Website and app data records:
* * *
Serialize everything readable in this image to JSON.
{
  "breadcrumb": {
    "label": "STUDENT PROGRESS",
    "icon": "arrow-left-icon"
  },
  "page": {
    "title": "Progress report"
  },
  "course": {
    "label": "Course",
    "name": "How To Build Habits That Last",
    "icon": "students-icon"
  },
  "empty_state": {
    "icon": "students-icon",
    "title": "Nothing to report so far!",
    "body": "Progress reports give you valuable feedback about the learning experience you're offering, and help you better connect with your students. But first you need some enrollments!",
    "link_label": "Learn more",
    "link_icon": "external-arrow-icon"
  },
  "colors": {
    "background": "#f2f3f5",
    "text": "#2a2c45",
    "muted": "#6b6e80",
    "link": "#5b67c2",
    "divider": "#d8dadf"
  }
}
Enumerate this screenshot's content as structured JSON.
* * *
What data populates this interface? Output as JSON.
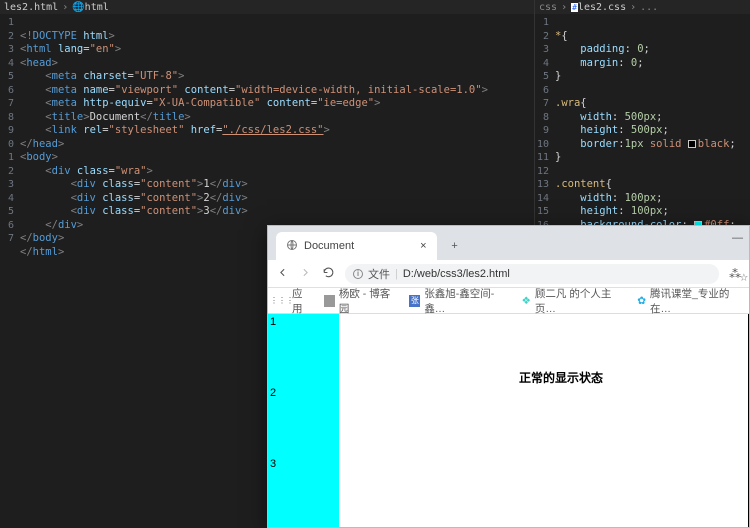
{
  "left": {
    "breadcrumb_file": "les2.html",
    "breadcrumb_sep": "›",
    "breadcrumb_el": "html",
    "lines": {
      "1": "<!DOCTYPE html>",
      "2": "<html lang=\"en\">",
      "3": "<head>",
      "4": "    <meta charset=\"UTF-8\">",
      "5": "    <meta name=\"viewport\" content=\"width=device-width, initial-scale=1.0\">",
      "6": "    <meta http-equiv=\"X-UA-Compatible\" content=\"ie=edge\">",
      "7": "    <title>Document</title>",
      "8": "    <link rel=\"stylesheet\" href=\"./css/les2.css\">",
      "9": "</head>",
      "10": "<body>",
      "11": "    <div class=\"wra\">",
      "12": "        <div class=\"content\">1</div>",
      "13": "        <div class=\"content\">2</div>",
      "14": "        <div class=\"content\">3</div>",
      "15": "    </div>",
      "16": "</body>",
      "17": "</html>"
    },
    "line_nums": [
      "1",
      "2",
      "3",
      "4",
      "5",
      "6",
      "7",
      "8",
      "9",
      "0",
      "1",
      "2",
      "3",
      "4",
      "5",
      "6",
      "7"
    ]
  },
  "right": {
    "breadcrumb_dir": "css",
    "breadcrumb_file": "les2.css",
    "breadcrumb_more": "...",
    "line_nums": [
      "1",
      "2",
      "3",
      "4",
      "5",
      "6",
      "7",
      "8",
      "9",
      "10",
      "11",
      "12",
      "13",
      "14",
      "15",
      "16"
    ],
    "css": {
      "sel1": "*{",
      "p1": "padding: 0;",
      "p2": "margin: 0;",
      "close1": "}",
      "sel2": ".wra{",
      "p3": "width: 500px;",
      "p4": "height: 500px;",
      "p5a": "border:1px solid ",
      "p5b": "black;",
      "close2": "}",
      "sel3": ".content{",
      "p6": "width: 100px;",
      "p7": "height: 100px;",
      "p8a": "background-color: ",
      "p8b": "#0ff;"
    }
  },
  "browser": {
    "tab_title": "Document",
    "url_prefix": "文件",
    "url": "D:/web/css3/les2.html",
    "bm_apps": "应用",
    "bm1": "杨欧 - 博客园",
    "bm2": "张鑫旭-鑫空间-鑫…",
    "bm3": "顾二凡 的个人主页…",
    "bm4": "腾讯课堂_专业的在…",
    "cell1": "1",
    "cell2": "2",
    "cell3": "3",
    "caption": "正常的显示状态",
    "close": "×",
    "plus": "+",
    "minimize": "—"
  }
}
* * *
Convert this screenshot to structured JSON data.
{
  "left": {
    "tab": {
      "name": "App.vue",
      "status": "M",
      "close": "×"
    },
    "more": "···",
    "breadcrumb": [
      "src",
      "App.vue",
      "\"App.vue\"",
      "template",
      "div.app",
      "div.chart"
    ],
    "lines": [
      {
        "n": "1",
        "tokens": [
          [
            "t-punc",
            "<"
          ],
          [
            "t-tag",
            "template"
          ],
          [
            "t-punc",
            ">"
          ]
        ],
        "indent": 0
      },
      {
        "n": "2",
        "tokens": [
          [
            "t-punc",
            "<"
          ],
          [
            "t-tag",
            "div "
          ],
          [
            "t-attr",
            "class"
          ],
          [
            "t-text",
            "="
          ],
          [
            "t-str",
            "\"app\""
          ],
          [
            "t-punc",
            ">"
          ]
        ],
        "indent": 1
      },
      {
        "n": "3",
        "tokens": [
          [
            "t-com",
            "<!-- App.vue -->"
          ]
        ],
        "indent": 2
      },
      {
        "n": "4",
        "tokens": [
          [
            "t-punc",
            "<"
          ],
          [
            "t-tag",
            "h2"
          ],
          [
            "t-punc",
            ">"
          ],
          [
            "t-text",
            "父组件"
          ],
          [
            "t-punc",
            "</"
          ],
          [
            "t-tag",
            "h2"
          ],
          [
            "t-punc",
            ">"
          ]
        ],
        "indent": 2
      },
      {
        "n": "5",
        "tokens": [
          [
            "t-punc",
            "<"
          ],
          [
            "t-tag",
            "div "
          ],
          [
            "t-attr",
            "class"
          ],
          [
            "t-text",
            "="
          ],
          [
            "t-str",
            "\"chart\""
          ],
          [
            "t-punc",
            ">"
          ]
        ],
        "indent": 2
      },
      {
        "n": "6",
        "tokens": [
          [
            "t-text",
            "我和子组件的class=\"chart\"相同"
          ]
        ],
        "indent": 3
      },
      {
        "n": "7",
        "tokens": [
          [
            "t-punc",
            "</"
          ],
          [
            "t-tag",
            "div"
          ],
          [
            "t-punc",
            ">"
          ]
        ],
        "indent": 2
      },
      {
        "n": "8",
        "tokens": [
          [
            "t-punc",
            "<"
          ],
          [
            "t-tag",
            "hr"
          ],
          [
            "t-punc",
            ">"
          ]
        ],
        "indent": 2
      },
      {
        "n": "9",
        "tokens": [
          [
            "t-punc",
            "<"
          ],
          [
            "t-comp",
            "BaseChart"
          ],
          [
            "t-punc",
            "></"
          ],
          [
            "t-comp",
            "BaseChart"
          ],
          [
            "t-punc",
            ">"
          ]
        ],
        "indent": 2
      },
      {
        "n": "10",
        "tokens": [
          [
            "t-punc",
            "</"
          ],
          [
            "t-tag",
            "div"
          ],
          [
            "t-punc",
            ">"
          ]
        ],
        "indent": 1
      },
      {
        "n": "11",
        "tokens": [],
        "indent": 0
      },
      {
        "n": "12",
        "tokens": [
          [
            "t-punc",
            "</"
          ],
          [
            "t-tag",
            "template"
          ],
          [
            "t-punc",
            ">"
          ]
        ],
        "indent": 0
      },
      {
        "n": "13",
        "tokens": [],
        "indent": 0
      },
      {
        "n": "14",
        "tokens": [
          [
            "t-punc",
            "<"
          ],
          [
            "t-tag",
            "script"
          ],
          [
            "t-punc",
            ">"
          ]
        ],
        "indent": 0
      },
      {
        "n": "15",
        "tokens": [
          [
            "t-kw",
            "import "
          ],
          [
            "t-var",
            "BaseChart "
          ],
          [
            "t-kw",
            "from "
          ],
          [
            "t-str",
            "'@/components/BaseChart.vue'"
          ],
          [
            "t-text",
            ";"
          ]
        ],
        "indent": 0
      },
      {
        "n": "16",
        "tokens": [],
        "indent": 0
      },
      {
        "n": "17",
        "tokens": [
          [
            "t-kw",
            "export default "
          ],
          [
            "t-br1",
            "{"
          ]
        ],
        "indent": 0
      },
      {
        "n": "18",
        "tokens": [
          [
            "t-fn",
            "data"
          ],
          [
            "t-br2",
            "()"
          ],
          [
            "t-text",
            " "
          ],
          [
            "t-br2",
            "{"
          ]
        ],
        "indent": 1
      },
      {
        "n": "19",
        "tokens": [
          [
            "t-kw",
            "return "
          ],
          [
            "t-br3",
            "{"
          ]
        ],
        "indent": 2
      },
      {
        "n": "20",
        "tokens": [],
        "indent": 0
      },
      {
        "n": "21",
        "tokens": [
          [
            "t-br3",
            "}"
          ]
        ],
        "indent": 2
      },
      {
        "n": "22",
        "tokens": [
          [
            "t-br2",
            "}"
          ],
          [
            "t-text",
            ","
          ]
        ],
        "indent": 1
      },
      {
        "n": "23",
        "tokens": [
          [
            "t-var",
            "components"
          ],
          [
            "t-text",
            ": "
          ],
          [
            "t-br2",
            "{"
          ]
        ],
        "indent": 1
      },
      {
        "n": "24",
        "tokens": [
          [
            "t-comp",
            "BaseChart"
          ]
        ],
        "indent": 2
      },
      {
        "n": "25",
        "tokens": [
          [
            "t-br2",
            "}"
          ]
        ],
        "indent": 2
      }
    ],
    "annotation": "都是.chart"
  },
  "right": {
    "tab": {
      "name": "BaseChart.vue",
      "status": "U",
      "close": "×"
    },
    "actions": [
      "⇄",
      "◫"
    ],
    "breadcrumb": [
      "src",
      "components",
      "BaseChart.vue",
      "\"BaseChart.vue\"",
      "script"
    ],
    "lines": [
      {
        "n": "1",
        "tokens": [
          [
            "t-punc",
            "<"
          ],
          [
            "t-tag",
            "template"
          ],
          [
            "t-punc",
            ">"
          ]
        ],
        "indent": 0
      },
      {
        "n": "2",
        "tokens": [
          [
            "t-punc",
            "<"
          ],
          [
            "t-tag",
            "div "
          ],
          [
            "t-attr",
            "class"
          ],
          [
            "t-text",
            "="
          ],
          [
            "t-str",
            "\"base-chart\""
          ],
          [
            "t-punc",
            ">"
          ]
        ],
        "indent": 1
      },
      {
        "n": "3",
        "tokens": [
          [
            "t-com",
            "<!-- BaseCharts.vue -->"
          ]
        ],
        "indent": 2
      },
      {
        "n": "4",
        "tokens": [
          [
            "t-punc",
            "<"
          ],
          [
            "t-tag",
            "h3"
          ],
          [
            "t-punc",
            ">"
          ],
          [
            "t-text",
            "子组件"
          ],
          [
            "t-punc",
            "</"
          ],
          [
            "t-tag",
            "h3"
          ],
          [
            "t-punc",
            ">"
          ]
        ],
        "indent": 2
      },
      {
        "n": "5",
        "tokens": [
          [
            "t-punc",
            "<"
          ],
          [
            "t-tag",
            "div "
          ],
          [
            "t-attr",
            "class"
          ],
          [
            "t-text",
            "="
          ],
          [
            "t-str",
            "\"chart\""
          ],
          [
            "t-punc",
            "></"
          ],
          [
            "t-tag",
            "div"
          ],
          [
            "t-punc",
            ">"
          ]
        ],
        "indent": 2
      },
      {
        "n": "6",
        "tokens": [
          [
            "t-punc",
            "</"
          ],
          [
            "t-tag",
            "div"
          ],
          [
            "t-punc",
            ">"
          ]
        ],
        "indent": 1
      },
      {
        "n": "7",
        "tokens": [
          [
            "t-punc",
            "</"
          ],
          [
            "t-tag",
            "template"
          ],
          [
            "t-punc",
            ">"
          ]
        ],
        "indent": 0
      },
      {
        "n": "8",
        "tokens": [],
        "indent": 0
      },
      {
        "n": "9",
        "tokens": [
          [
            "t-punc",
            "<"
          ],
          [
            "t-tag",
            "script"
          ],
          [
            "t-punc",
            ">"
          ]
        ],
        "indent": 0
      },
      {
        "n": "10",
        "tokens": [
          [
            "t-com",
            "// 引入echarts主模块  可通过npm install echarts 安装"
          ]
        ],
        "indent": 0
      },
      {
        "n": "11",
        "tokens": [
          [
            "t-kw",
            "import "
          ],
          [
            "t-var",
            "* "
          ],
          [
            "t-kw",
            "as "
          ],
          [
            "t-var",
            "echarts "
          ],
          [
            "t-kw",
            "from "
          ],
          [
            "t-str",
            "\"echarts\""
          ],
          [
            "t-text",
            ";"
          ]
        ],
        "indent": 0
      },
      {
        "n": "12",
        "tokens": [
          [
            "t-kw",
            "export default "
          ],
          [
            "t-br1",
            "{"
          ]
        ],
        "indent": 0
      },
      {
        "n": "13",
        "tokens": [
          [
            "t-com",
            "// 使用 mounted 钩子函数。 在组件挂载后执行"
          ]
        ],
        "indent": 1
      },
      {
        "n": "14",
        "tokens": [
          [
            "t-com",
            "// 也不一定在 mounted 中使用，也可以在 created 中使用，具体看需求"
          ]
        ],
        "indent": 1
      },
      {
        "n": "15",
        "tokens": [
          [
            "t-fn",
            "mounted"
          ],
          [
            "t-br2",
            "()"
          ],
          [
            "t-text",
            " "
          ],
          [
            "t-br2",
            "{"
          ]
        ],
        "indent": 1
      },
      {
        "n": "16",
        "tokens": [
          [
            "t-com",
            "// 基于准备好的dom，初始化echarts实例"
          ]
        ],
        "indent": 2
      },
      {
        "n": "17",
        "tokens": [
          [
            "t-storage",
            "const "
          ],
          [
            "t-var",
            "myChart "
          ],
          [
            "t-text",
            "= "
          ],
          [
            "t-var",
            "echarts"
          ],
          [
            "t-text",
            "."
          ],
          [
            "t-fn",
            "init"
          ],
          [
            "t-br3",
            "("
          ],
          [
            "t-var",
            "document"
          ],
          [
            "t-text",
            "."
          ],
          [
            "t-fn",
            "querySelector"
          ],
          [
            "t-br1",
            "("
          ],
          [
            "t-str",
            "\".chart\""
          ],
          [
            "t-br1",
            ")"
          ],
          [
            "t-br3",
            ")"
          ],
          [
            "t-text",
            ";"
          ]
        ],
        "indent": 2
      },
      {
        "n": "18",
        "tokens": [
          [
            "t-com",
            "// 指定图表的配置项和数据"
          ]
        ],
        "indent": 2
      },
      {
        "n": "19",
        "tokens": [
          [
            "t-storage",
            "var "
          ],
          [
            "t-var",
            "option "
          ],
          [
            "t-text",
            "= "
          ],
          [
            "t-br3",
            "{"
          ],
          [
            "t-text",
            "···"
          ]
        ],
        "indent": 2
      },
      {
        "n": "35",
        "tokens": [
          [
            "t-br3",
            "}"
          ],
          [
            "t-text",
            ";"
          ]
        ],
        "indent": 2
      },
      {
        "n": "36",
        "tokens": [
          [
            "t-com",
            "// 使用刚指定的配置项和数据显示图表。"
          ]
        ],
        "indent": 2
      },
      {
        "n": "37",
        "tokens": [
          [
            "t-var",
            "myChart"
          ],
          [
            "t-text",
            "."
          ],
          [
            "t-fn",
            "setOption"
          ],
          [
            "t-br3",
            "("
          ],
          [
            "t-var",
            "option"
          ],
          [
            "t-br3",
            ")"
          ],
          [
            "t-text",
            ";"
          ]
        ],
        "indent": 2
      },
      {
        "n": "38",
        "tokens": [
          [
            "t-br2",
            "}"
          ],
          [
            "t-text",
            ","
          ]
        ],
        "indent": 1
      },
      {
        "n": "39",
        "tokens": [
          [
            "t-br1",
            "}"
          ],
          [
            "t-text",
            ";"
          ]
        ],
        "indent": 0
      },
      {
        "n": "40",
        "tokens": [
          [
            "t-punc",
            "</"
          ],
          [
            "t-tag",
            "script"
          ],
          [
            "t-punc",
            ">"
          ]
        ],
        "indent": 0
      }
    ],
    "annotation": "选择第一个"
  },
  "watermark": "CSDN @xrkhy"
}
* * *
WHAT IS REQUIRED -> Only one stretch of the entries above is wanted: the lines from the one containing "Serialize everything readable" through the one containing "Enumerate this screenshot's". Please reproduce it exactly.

TASK SOLUTION ->
Serialize everything readable in this image to JSON.
{
  "breadcrumb": {
    "label": "STUDENT PROGRESS",
    "icon": "arrow-left-icon"
  },
  "page": {
    "title": "Progress report"
  },
  "course": {
    "label": "Course",
    "name": "How To Build Habits That Last",
    "icon": "students-icon"
  },
  "empty_state": {
    "icon": "students-icon",
    "title": "Nothing to report so far!",
    "body": "Progress reports give you valuable feedback about the learning experience you're offering, and help you better connect with your students. But first you need some enrollments!",
    "link_label": "Learn more",
    "link_icon": "external-arrow-icon"
  },
  "colors": {
    "background": "#f2f3f5",
    "text": "#2a2c45",
    "muted": "#6b6e80",
    "link": "#5b67c2",
    "divider": "#d8dadf"
  }
}
Enumerate this screenshot's content as structured JSON.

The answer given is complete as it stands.